Chocolate Chip starfish are not considered to be reef compatible, as adult animals will happily make a meal of soft corals, tubeworms, sponges, other smaller species of starfish, and clams. However, if you have a FOWLR (fish only with live rock) aquarium, one of these beauties will fit in just fine.
These beautiful animals can grow up to 15 inches in diameter, so you will need a very large marine aquarium to accommodate one.
You should provide a mature sand substrate bed that offers open access, together with well-spaced rocks.
Water quality is important for starfish as it is for many invertebrates. The Chocolate Chip sea star requires excellent water quality, and it won’t thrive if the nitrate levels in the tank are too high. It’s also important to keep the oxygen levels, pH, and salinity consistent, as rapid changes to conditions can stress the starfish and cause health problems.
The water temperature in the aquarium should be between 720 and 780 Fahrenheit. The pH range should be between 8.1 and 8.4, the dKH 8 to 12, and salinity sg 1.023 to 1.025.
Never treat the water with anti-parasitic or copper-based medications, as these are extremely toxic to starfish.
Diet and nutrition
Horned sea stars prey on most sponges and hard corals. They will also hunt down and eat snails and sea urchins. For that reason, these animals are not suitable for life in a reef tank.
In the aquarium setting, the animal’s diet should consist of shrimp, squid, and chopped clams. Starfish tend to be scavengers, so be sure to put the food on the substrate within easy reach of the animal. Watch carefully to make sure that your Chocolate Chip sea star does get enough to eat. You may find that you need to place the food right next to the starfish or even pick the animal up and place it gently on top of the food.
Note that this starfish species cannot squeeze itself into tight crevices and corners as a brittle star can, so you will need to make sure that plenty of food is available out in the open.
As previously mentioned, these starfish are not suited to life in a reef tank, as they will predate on some of the species that inhabit such setups.
Avoid predatory fish such as puffers and triggerfish that could harass and potentially make a meal out of your pet starfish! The same goes for hermit crabs and other species of very large crabs.
The Chocolate Chip sea star is quite readily available in specialist fish stores that sell marines, and you can usually get your hands on one for under $20 for a large specimen. Smaller specimens are available for a little less.
If you can’t find a Chocolate sea star locally, you may get one online, although the cost will be more because you’ll need to factor in shipping fees.
Most of the starfish that are offered for sale are wild-caught juveniles. As a general rule of thumb, the larger the starfish, the older it is.
In the wild environment, Chocolate Chip starfish spawn in deep water, and the even generally takes place at a full moon, when the water temperature and salinity are increased. Although natural spawning has been reported in the aquarium, breeding the sea star in the home aquarium is not usually successful.

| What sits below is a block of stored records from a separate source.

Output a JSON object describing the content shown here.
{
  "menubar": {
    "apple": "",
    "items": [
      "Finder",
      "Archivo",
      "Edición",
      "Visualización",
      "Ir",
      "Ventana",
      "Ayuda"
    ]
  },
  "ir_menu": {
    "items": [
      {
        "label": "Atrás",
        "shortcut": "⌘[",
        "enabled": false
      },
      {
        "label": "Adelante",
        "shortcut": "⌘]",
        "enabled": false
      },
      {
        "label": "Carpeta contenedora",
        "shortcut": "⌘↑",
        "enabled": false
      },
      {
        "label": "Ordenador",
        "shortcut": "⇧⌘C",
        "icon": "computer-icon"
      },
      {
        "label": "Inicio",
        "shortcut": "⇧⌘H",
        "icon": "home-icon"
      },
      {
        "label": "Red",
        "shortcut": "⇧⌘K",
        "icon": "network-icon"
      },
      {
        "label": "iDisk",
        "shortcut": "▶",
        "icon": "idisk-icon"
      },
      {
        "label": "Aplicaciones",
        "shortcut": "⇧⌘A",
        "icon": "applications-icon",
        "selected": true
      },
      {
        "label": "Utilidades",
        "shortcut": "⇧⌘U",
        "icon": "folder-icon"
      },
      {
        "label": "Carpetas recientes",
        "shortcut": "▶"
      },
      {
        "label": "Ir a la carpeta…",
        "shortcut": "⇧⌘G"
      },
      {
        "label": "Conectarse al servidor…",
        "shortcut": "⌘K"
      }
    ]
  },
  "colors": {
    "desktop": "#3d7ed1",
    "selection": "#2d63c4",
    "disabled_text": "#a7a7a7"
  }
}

Also, it’s impossible to tell the sex of the animals without dissection, making it impossible to tell if you have an equal mixture of sexes.

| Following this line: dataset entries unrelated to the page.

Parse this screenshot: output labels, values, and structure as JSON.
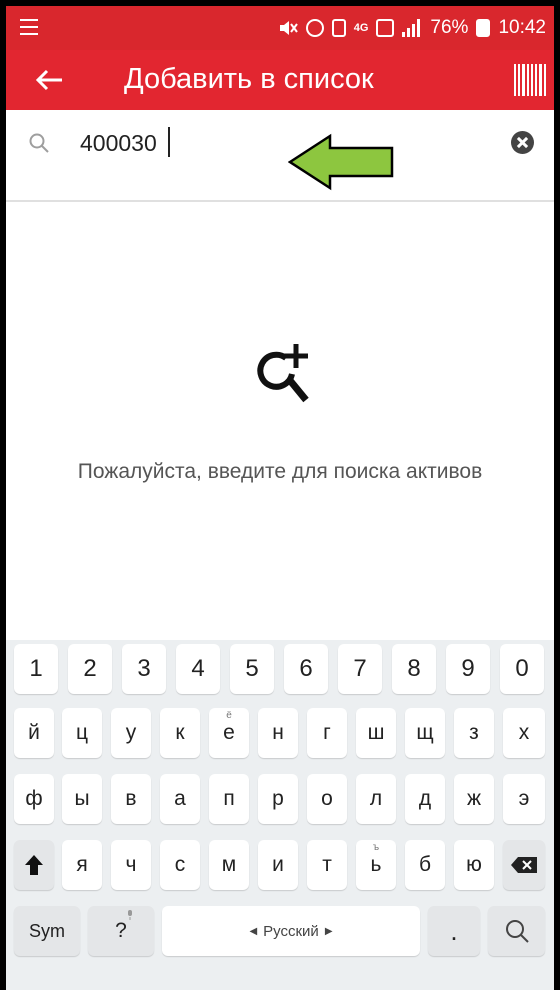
{
  "status_bar": {
    "battery": "76%",
    "time": "10:42",
    "network": "4G"
  },
  "app_bar": {
    "title": "Добавить в список"
  },
  "search": {
    "value": "400030"
  },
  "empty_state": {
    "message": "Пожалуйста, введите для поиска активов"
  },
  "keyboard": {
    "number_row": [
      "1",
      "2",
      "3",
      "4",
      "5",
      "6",
      "7",
      "8",
      "9",
      "0"
    ],
    "row1": [
      "й",
      "ц",
      "у",
      "к",
      "е",
      "н",
      "г",
      "ш",
      "щ",
      "з",
      "х"
    ],
    "row1_sub_e": "ё",
    "row2": [
      "ф",
      "ы",
      "в",
      "а",
      "п",
      "р",
      "о",
      "л",
      "д",
      "ж",
      "э"
    ],
    "row3": [
      "я",
      "ч",
      "с",
      "м",
      "и",
      "т",
      "ь",
      "б",
      "ю"
    ],
    "row3_sub_soft": "ъ",
    "sym_label": "Sym",
    "question_label": "?",
    "space_label": "Русский",
    "period_label": "."
  },
  "colors": {
    "app_bar": "#e22630",
    "status_bar": "#d9272d",
    "annotation_arrow": "#8dc63f"
  }
}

In this part of our guide, we address a few of the most commonly asked questions about the Chocolate Chip starfish.
Q: Are Chocolate Chip starfish poisonous?

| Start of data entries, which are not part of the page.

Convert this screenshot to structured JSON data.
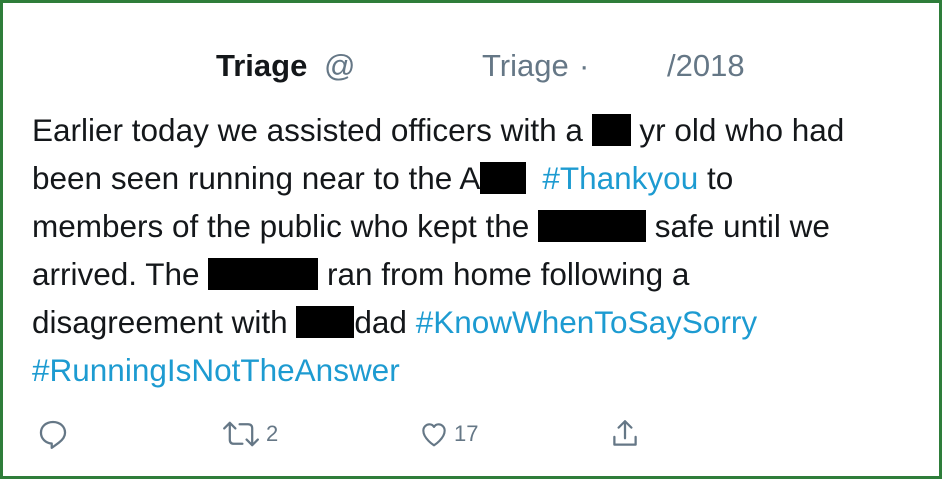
{
  "tweet": {
    "name": "Triage",
    "at_prefix": "@",
    "handle_text": "Triage",
    "separator": "·",
    "date_suffix": "/2018",
    "lines": {
      "l1a": "Earlier today we assisted officers with a ",
      "l1b": " yr old who had",
      "l2a": "been seen running near to the A",
      "l2tag": "#Thankyou",
      "l2b": " to",
      "l3a": "members of the public who kept the ",
      "l3b": " safe until we",
      "l4a": "arrived.  The ",
      "l4b": " ran from home following a",
      "l5a": "disagreement with ",
      "l5b": "dad ",
      "l5tag": "#KnowWhenToSaySorry",
      "l6tag": "#RunningIsNotTheAnswer"
    }
  },
  "actions": {
    "reply_icon": "reply-icon",
    "retweet_count": "2",
    "like_count": "17",
    "share_icon": "share-icon"
  },
  "colors": {
    "frame": "#2e7d3a",
    "hashtag": "#1d9bd1",
    "meta": "#657786",
    "text": "#14171a"
  }
}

A: No. Chocolate Chip starfish are not poisonous, although they shouldn’t be handled necessarily as that would cause the animal a considerable amount of stress.
Q: What do you feed a Chocolate Chip starfish?
A: Captive Chocolate sea stars feed on shrimp, squid, and chopped clams.
Q: How long does a Chocolate Chip starfish live?
A: The life expectancy of the Chocolate Chip starfish is up to 20 years, although the average lifespan of captive specimens is dependent on the correct conditions and diet.
Q: Are Chocolate Chip starfish reef-safe?
A: No. These animals are not considered to be reef-safe, as they will eat soft corals, tubeworms, sponges, other smaller starfish, and clams.
The Chocolate Chip starfish makes a spectacular and unusual addition to any marine tank, although they are not reef-safe.
Provided that you give your starfish the correct water parameters and feed it an appropriate diet, your cute and unusual pet could reward you with up to 20 years of enjoyment.